Vice-Chancellor and President

  • Providing high level advice to the Vice-Chancellor and President and senior management on procedural matters to strengthen risk management and proactively provide leadership and support of this policy and its objectives.
  • Maintaining policies and procedures and records in relation to fraud and corruption control.
  • Maintaining the Enterprise Risk Management Framework, including policies and procedures relating to fraud and corruption.
  • Undertaking a biennial review of the Fraud and Corruption Control Plan and Governing Policy.

Director, Governance and Risk Management

  • Responsibility for reporting any known instances of fraud and corruption to the Vice-Chancellor and President, and other members of Executives as appropriate.
  • Nominee responsible for reporting corrupt conduct to the Crime and Corruption Commission and acting as the liaison officer to the CCC.

Director, People and Culture

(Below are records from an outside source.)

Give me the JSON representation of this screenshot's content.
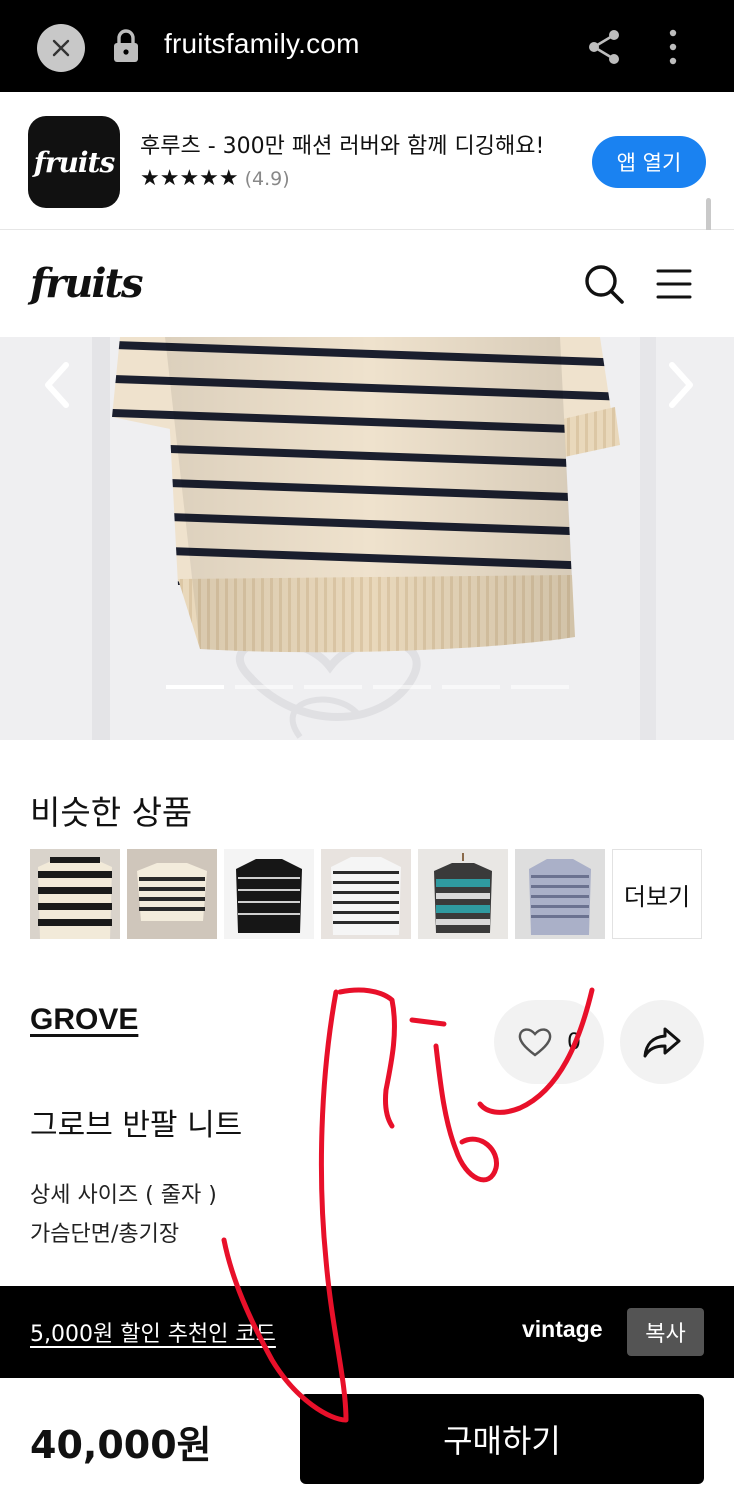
{
  "browser": {
    "url": "fruitsfamily.com",
    "icons": [
      "close-icon",
      "lock-icon",
      "share-icon",
      "more-vert-icon"
    ]
  },
  "app_banner": {
    "icon_text": "fruits",
    "title": "후루츠 - 300만 패션 러버와 함께 디깅해요!",
    "stars": "★★★★★",
    "score": "(4.9)",
    "open_label": "앱 열기",
    "accent": "#1a82f1"
  },
  "site_header": {
    "logo": "fruits",
    "icons": [
      "search-icon",
      "menu-icon"
    ]
  },
  "gallery": {
    "slide_count": 6,
    "active_slide": 1,
    "icons": [
      "chevron-left-icon",
      "chevron-right-icon"
    ]
  },
  "similar": {
    "title": "비슷한 상품",
    "more_label": "더보기"
  },
  "product": {
    "brand": "GROVE",
    "like_count": "0",
    "name": "그로브 반팔 니트",
    "desc_line1": "상세 사이즈 ( 줄자 )",
    "desc_line2": "가슴단면/총기장"
  },
  "promo": {
    "text": "5,000원 할인 추천인 코드",
    "code": "vintage",
    "copy_label": "복사"
  },
  "purchase": {
    "price": "40,000원",
    "buy_label": "구매하기"
  },
  "colors": {
    "scribble": "#e8102a",
    "knit_base": "#efe2cd",
    "stripe": "#1b1f2e"
  }
}
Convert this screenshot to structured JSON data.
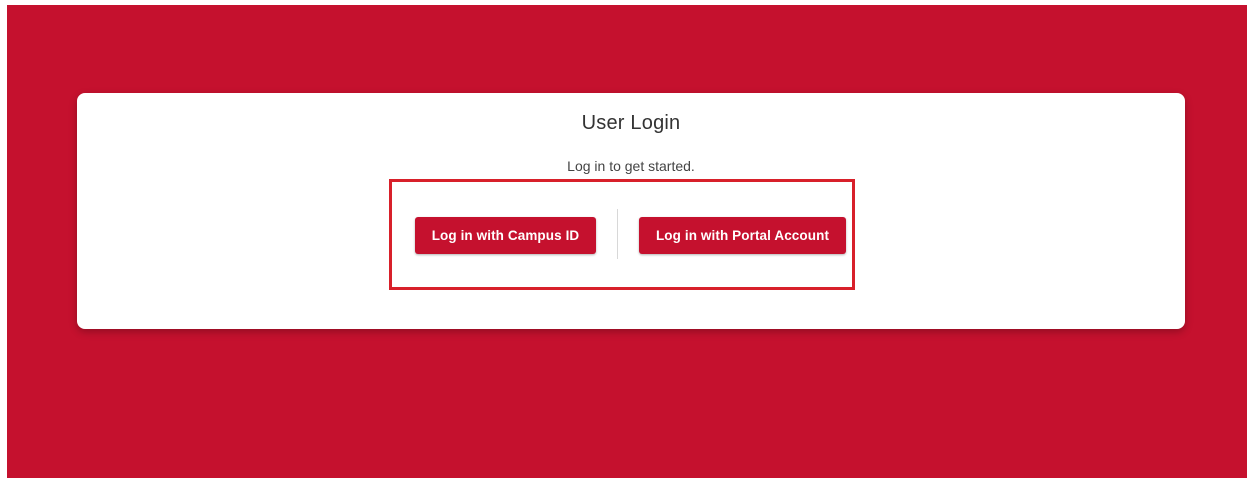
{
  "login": {
    "title": "User Login",
    "subtitle": "Log in to get started.",
    "campus_button": "Log in with Campus ID",
    "portal_button": "Log in with Portal Account"
  },
  "colors": {
    "background": "#c5112e",
    "card": "#ffffff",
    "button": "#c5112e",
    "highlight_border": "#d8202a"
  }
}
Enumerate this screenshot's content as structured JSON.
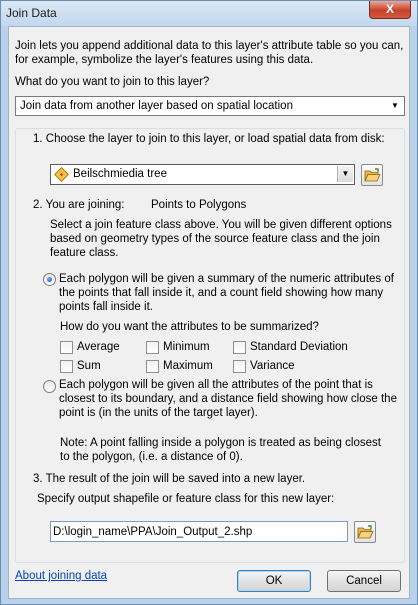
{
  "window": {
    "title": "Join Data",
    "close_label": "X"
  },
  "intro": "Join lets you append additional data to this layer's attribute table so you can, for example, symbolize the layer's features using this data.",
  "join_question": "What do you want to join to this layer?",
  "join_type": "Join data from another layer based on spatial location",
  "step1": {
    "label": "1.  Choose the layer to join to this layer, or load spatial data from disk:",
    "layer": "Beilschmiedia tree"
  },
  "step2": {
    "label": "2.  You are joining:",
    "joining_value": "Points to Polygons",
    "description": "Select a join feature class above.  You will be given different options based on geometry types of the source feature class and the join feature class.",
    "option1": "Each polygon will be given a summary of the numeric attributes of the points that fall inside it, and a count field showing how many points fall inside it.",
    "summarize_label": "How do you want the attributes to be summarized?",
    "checkboxes": [
      "Average",
      "Minimum",
      "Standard Deviation",
      "Sum",
      "Maximum",
      "Variance"
    ],
    "option2": "Each polygon will be given all the attributes of the point that is closest to its boundary, and a distance field showing how close the point is (in the units of the target layer).",
    "note": "Note: A point falling inside a polygon is treated as being closest to the polygon, (i.e. a distance of 0)."
  },
  "step3": {
    "label": "3.  The result of the join will be saved into a new layer.",
    "specify_label": "Specify output shapefile or feature class for this new layer:",
    "output_path": "D:\\login_name\\PPA\\Join_Output_2.shp"
  },
  "footer": {
    "about_link": "About joining data",
    "ok_label": "OK",
    "cancel_label": "Cancel"
  },
  "icons": {
    "layer": "point-layer-icon",
    "browse": "folder-open-icon"
  },
  "colors": {
    "link": "#0645ad",
    "title_bar": "#c3d7ee",
    "radio_dot": "#0b4fa8"
  }
}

  • Responsibility for ensuring that appropriate mechanisms are in place within their areas of control to:
    • establish controls and procedures for prevention and detection of any fraudulent or corrupt conduct;
    • identify risk exposures to fraudulent and corrupt conduct and ensure that regular assessment of the risks is undertaken;
    • promote awareness amongst staff of this policy and of the ethical principles subscribed to by the University;
    • advise the Vice-Chancellor and President, via the Director, People and Culture, of any reported allegations of fraud or corrupt conduct, enabling the Vice-Chancellor and President to fulfil the University’s obligations under the Crime and Corruption Act 2001 (Qld);
    • assist staff to analyse and work through issues in fraud and corruption prevention and detection;
    • ensure prompt responses to allegations or indications of fraudulent and corrupt acts; and
    • complete and sign End of Year Internal Control Certifications required as part of the preparation and completion of the University’s Annual Financial Statements.

University Executive and Senior Staff

  • Responsibility for undertaking their duties in accordance with the University’s Staff Code of Conduct. Responsible to:
    • immediately report any suspected fraudulent or corrupt activity of which they become aware to their supervisor, Organisational Unit Manager or, if appropriate, another member of executive staff or internal audit; and
    • assist with any enquiries or investigations pertaining to fraudulent and corrupt activity, where requested by an appropriately authorised officer.

All University staff

  • Monitoring and evaluating the effectiveness of internal controls and risk management processes in preventing and detecting fraudulent or corrupt conduct.
  • Advising the Audit and Risk Management Committee of any allegations of fraudulent or corrupt conduct reported to it or identified through routine or random audits.

Internal audit

END